* WHAT IS NEEDED: Search the records for the word "icon" and pick out every line that has it.

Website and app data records
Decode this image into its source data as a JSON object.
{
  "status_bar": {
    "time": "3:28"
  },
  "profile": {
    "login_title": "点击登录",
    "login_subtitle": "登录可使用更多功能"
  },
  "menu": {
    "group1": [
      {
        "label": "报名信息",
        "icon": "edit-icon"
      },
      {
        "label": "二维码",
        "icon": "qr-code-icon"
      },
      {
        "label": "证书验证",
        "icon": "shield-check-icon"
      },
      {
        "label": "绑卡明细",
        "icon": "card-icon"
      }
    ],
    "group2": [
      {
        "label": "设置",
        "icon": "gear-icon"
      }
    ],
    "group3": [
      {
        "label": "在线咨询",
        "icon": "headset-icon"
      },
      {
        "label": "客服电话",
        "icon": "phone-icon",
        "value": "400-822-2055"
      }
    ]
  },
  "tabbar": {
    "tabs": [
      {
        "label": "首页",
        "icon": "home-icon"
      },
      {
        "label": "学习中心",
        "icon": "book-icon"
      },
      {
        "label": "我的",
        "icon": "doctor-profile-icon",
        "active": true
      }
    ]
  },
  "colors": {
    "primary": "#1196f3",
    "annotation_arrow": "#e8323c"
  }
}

* EXERCISE RESULT:
        "icon": "edit-icon"
        "icon": "qr-code-icon"
        "icon": "shield-check-icon"
        "icon": "card-icon"
        "icon": "gear-icon"
        "icon": "headset-icon"
        "icon": "phone-icon",
        "icon": "home-icon"
        "icon": "book-icon"
        "icon": "doctor-profile-icon",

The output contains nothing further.